Algorithmic trading

For years, investment management companies have relied on large statistical models built by data scientists to make trades. However, these models are often static, require human intervention, and don’t perform as well when the market changes. Therefore, funds are increasingly migrating towards true artificial intelligence models that analyze large volumes of data and continue to improve themselves.

Sentient Technologies, an AI company based in San Francisco that also runs a hedge fund, has developed an algorithm that ingests millions of data points to find trading patterns and forecast trends, which enable it to make successful stock trading decisions. Sentient runs trillions of simulated trading scenarios created from the vast amounts of public data available online. Its algorithms use those scenarios to identify and blend successful trading patterns and devise new strategies. These techniques enable the startup to squeeze 1,800 days of trading into a few minutes. Successful trading strategies, which it calls “genes,” are then tested in live trading, where they evolve autonomously as they gain experience.

Another hedge fund, Numerai also uses artificial intelligence to make trading decisions.

Hong Kong-based Aidiya is a fully autonomous hedge fund that makes all of its stock trades using artificial intelligence.

AI driven trading does pose its own risks. In 2012 a US firm, Knight Capital, lost US$400 million in 30 minutes after an algorithm malfunctioned.

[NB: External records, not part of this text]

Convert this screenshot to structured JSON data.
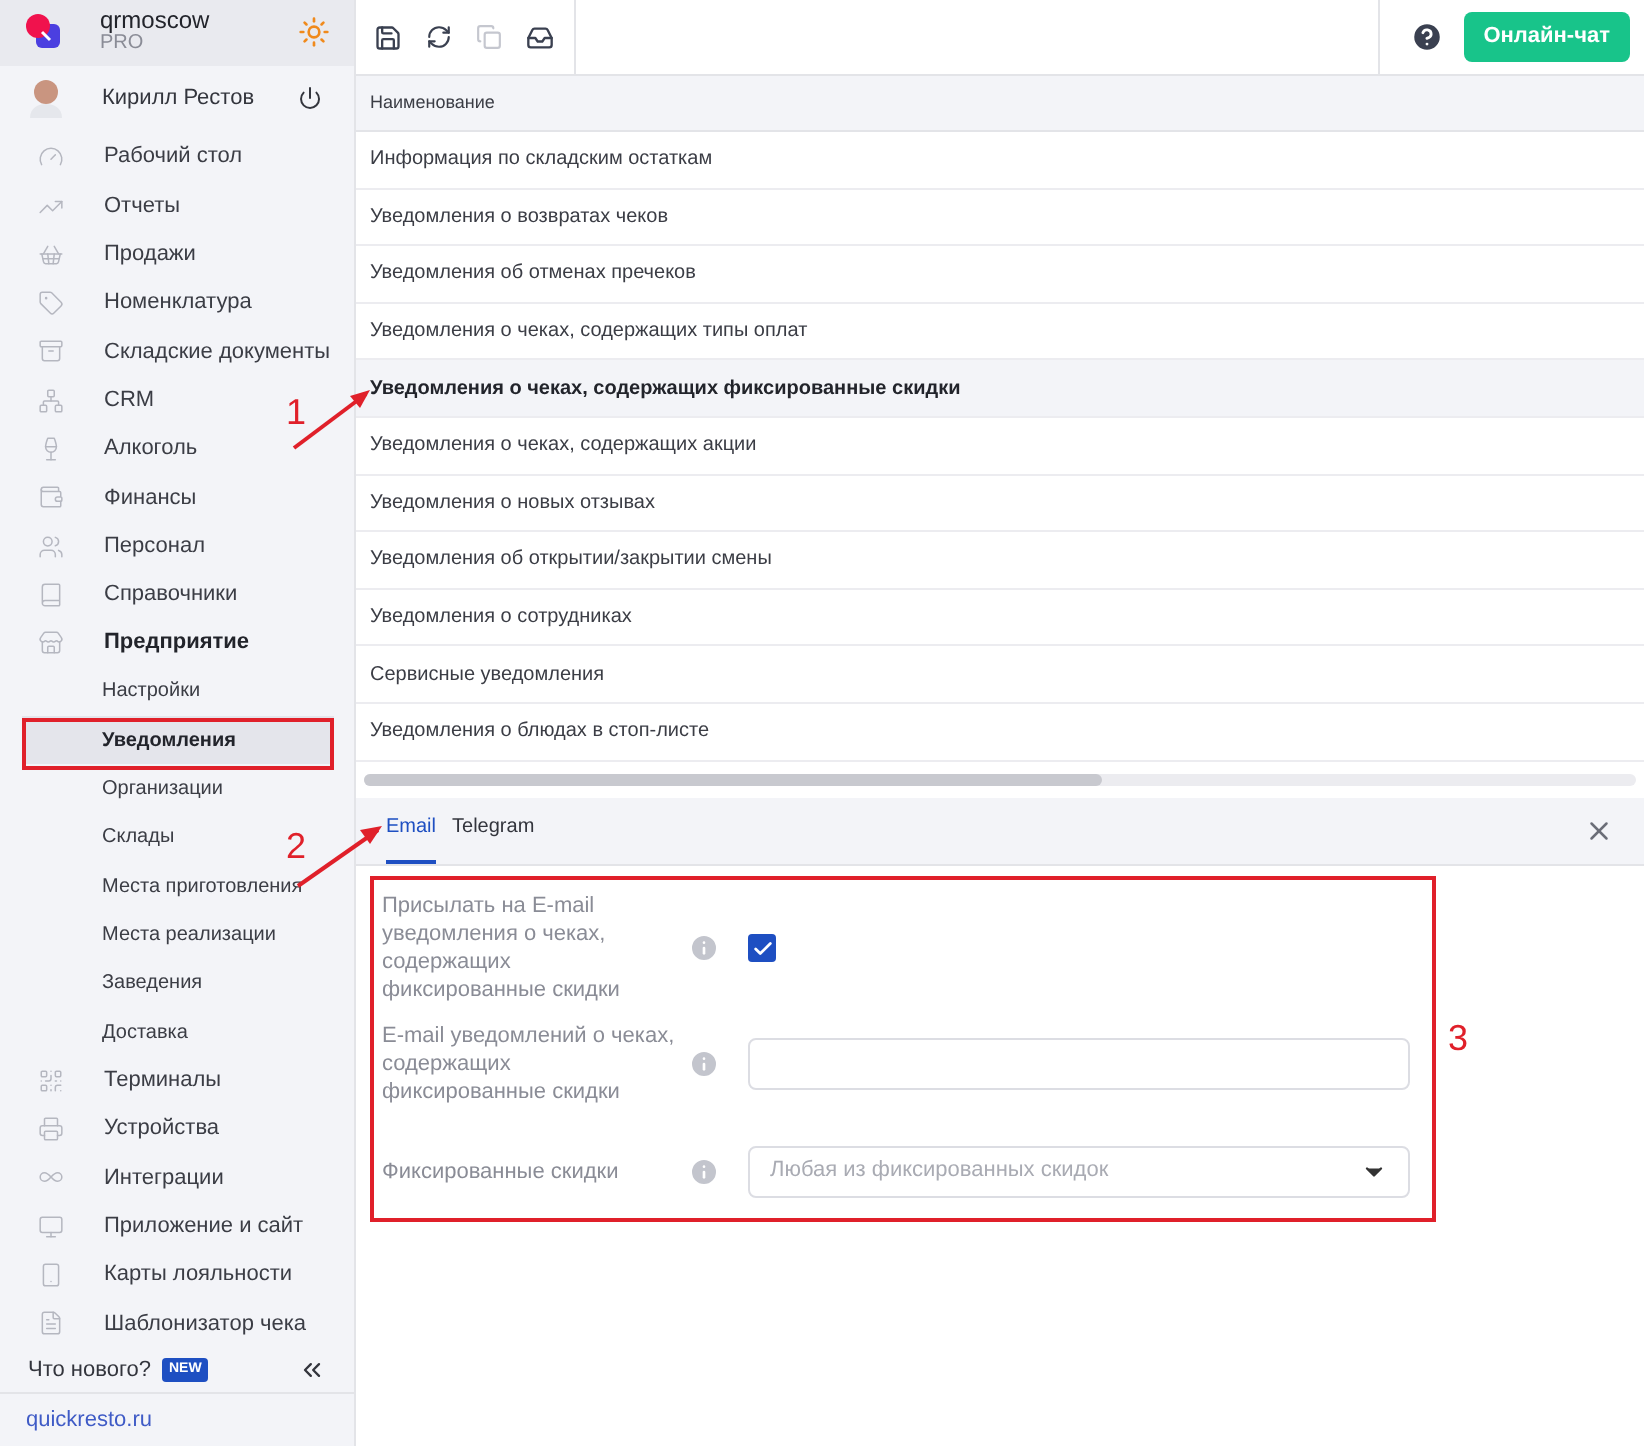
{
  "app": {
    "name": "qrmoscow",
    "plan": "PRO"
  },
  "user": {
    "name": "Кирилл Рестов"
  },
  "nav": [
    {
      "kind": "main",
      "label": "Рабочий стол",
      "bold": false,
      "selected": false
    },
    {
      "kind": "main",
      "label": "Отчеты",
      "bold": false,
      "selected": false
    },
    {
      "kind": "main",
      "label": "Продажи",
      "bold": false,
      "selected": false
    },
    {
      "kind": "main",
      "label": "Номенклатура",
      "bold": false,
      "selected": false
    },
    {
      "kind": "main",
      "label": "Складские документы",
      "bold": false,
      "selected": false
    },
    {
      "kind": "main",
      "label": "CRM",
      "bold": false,
      "selected": false
    },
    {
      "kind": "main",
      "label": "Алкоголь",
      "bold": false,
      "selected": false
    },
    {
      "kind": "main",
      "label": "Финансы",
      "bold": false,
      "selected": false
    },
    {
      "kind": "main",
      "label": "Персонал",
      "bold": false,
      "selected": false
    },
    {
      "kind": "main",
      "label": "Справочники",
      "bold": false,
      "selected": false
    },
    {
      "kind": "main",
      "label": "Предприятие",
      "bold": true,
      "selected": false
    },
    {
      "kind": "sub",
      "label": "Настройки",
      "bold": false,
      "selected": false
    },
    {
      "kind": "sub",
      "label": "Уведомления",
      "bold": true,
      "selected": true
    },
    {
      "kind": "sub",
      "label": "Организации",
      "bold": false,
      "selected": false
    },
    {
      "kind": "sub",
      "label": "Склады",
      "bold": false,
      "selected": false
    },
    {
      "kind": "sub",
      "label": "Места приготовления",
      "bold": false,
      "selected": false
    },
    {
      "kind": "sub",
      "label": "Места реализации",
      "bold": false,
      "selected": false
    },
    {
      "kind": "sub",
      "label": "Заведения",
      "bold": false,
      "selected": false
    },
    {
      "kind": "sub",
      "label": "Доставка",
      "bold": false,
      "selected": false
    },
    {
      "kind": "main",
      "label": "Терминалы",
      "bold": false,
      "selected": false
    },
    {
      "kind": "main",
      "label": "Устройства",
      "bold": false,
      "selected": false
    },
    {
      "kind": "main",
      "label": "Интеграции",
      "bold": false,
      "selected": false
    },
    {
      "kind": "main",
      "label": "Приложение и сайт",
      "bold": false,
      "selected": false
    },
    {
      "kind": "main",
      "label": "Карты лояльности",
      "bold": false,
      "selected": false
    },
    {
      "kind": "main",
      "label": "Шаблонизатор чека",
      "bold": false,
      "selected": false
    }
  ],
  "footer": {
    "whats_new": "Что нового?",
    "badge": "NEW",
    "link": "quickresto.ru"
  },
  "toolbar": {
    "chat": "Онлайн-чат"
  },
  "table": {
    "column": "Наименование",
    "rows": [
      {
        "label": "Информация по складским остаткам",
        "selected": false
      },
      {
        "label": "Уведомления о возвратах чеков",
        "selected": false
      },
      {
        "label": "Уведомления об отменах пречеков",
        "selected": false
      },
      {
        "label": "Уведомления о чеках, содержащих типы оплат",
        "selected": false
      },
      {
        "label": "Уведомления о чеках, содержащих фиксированные скидки",
        "selected": true
      },
      {
        "label": "Уведомления о чеках, содержащих акции",
        "selected": false
      },
      {
        "label": "Уведомления о новых отзывах",
        "selected": false
      },
      {
        "label": "Уведомления об открытии/закрытии смены",
        "selected": false
      },
      {
        "label": "Уведомления о сотрудниках",
        "selected": false
      },
      {
        "label": "Сервисные уведомления",
        "selected": false
      },
      {
        "label": "Уведомления о блюдах в стоп-листе",
        "selected": false
      }
    ]
  },
  "tabs": [
    {
      "label": "Email",
      "selected": true
    },
    {
      "label": "Telegram",
      "selected": false
    }
  ],
  "form": [
    {
      "kind": "checkbox",
      "label": "Присылать на E-mail уведомления о чеках, содержащих фиксированные скидки",
      "checked": true
    },
    {
      "kind": "text",
      "label": "E-mail уведомлений о чеках, содержащих фиксированные скидки"
    },
    {
      "kind": "select",
      "label": "Фиксированные скидки",
      "placeholder": "Любая из фиксированных скидок"
    }
  ],
  "annotations": [
    "1",
    "2",
    "3"
  ]
}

Underwriting and Claims

Currently, underwriters in auto, home and commercial loans industry use computer software and actuarial models to evaluate the risk and exposures of potential clients. A PWC reportpredicts that AI will automate a considerable amount of underwriting in future, especially in mature markets where data is available. It’s expected that advanced AI will enable personalized underwriting, taking into account unique behaviors and circumstances. This will lead to heavily customized pricing based on each individual’s choices and actions. Root, a car insurance company, uses machine learning algorithms to analyze applicant’s driving data and underwrite auto insurance.

While most lenders are hesitant to let an AI platform make their underwriting decisions, there is an appetite to use AI to augment their underwriting and claims processing departments. Research suggests slow cycle times for underwriting decisions and claims payment cause significant customer dissatisfaction. AI has the ability to analyze not only structured data, but also unstructured data like handwritten forms and certificates and then present that data in a coherent format to human underwriters or claim processors, thus reducing the turnaround times.

Robo-Advisory

Robo-advisors are digital platforms that provide automated, algorithm-driven financial planning services with minimal human supervision. Unlike their human counterparts, robo-advisors monitor the markets non-stop and are available 24/7. Robo-advisors can also offer investors up to 70% in cost savings and typically require lower or no minimums to participate.

Many large investment firms have their own robo-advisor solutions such as FidelityGo, Schwab’s Intelligent Portfolio and Vanguard’s personal advisor services robo. There are also several startups vying for the spoils such as Betterment, wealthfront, SoFi in this already crowded space.

Conclusion

In the financial services industry, AI is already providing a competitive advantage to early adopters and it is now poised to have a transformational impact, on the scale of ATM machines and mobile banking, but at a much faster pace. Most experts agree that this is just the beginning and there are many more AI use cases that have not even been conceptualized yet.